The yen added another 0.4 per cent after rallying from its weakest level this month Wednesday, as Australian bonds rebounded.
Japanese stocks have led the revival in Asian equities this week, erasing losses incurred after the Brexit vote as Prime Minister Shinzo Abe promised a package of fiscal stimulus. In the absence of further details on the plans, speculation Japan could be considering so-called helicopter money percolated, a prospect refuted by Chief Cabinet Secretary Yoshihide Suga.
This comes amid expectations the Bank of England will cut interest rates Thursday, in a bid to bolster the UK economy following the decision to leave the European Union. Traders also put the chance of a benchmark rate hike from the Federal Reserve in 2016 at less than 40 per cent, despite signs US growth is accelerating.
"The market has got a bit exhausted after the run up of late," James Audiss, a senior investment adviser at Shaw and Partners in Sydney, which manages about US$7.4 billion, said by phone.
"Investors remain very skittish and it won't take much to rattle sentiment. We're watching the yen-dollar rate really closely after the calls to do helicopter money in Japan got dialed back."
The data slate is relatively full in Asia today, with Singapore to update on gross domestic product and Australia to report on jobs and inflation expectations. South Korea is projected to keep its key rates on hold, and Indonesia issues data on foreign reserves. The BOE will reduce its official rate by 25 basis points, or 0.25 per centage point, to 0.25 per cent, according to the median of 54 economists' estimates collated by Bloomberg.
Japan's currency strengthened to 104.07 per dollar as of 8:56 am in Tokyo, extending last session's 0.2 per cent turnaround which came after the yen's worst two-day selloff since 2014.
A key economic adviser to Abe said Wednesday that boosting fiscal and monetary stimulus at the same time would be a good strategy, though helicopter money - an unorthodox approach which could see the Bank of Japan directly fund government spending - would be a "very risky gamble," Koichi Hamada said in an interview.
The pound dropped 0.2 per cent to US$1.3122 after sinking 0.8 per cent on Wednesday amid Theresa May's elevation as Britain's new prime minister.
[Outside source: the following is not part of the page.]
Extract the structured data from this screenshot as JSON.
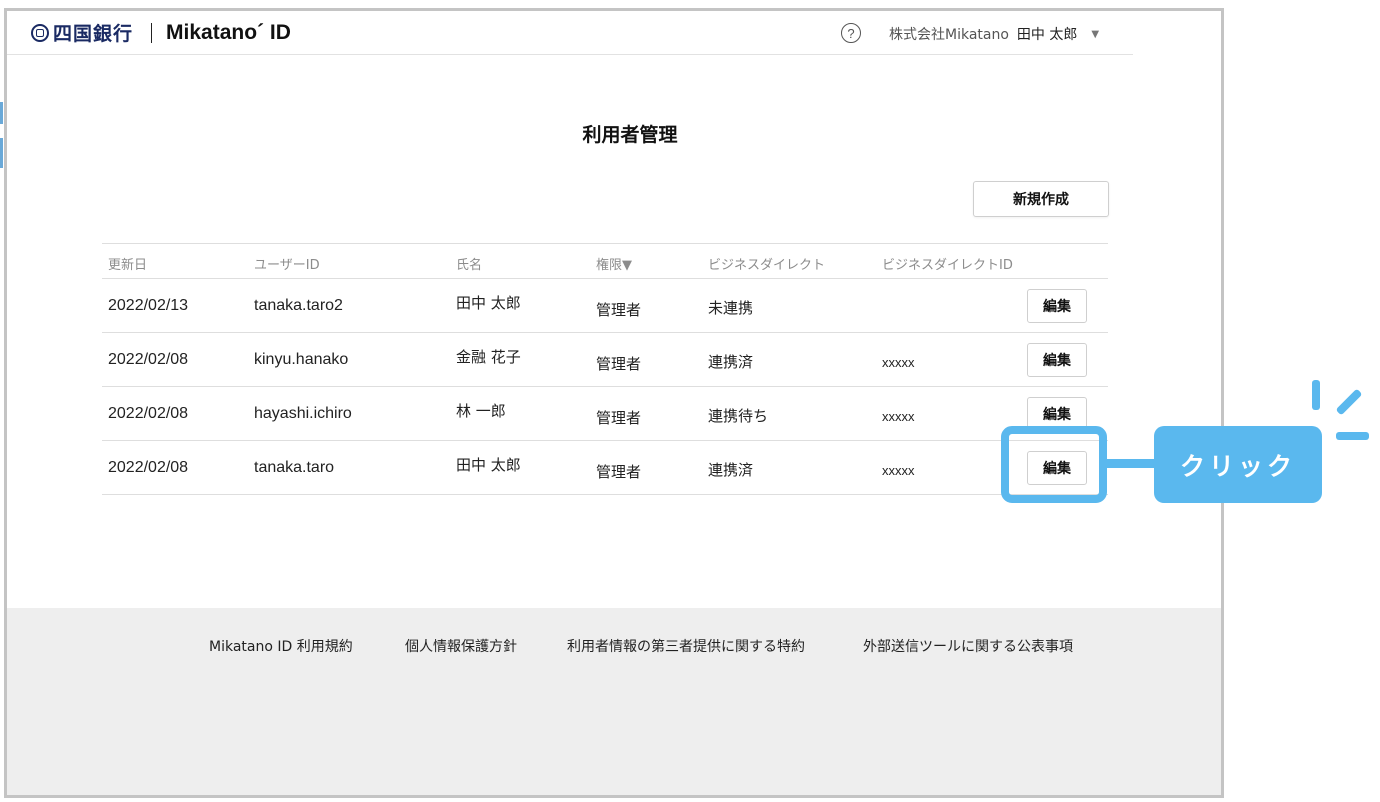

The Australian and New Zealand dollars were also down 0.2 per cent.
New Zealand's S&P/NZX 50 Index, the first major stock index to start trading each day, added 0.2 per cent, rising for the 12th time in 14 days. Futures on the S&P 500, meanwhile, dropped 0.1 per cent after the US benchmark eked out another record close despite climbing less than 0.1 per cent on Wednesday.
In Australia, futures on the S&P/ASX 200 Index advanced 0.2 per cent with those on the Kospi index in Seoul, while contracts on Hong Kong's Hang Seng and Hang Seng China Enterprises indexes slipped at least 0.1 per cent in most recent trading. FTSE China A50 Index futures were down 0.4 per cent.
Yen-denominated Nikkei 225 futures on the Chicago Mercantile Exchange fell 0.6 per cent early Thursday, dropping to 16,250 after a 1 per cent loss in the previous session. In the Osaka pre-market, however, futures on the Japanese equity measure were up 0.6 per cent to 16,320 amid a 0.3 per cent increase in Singapore-traded Nikkei 225 contracts.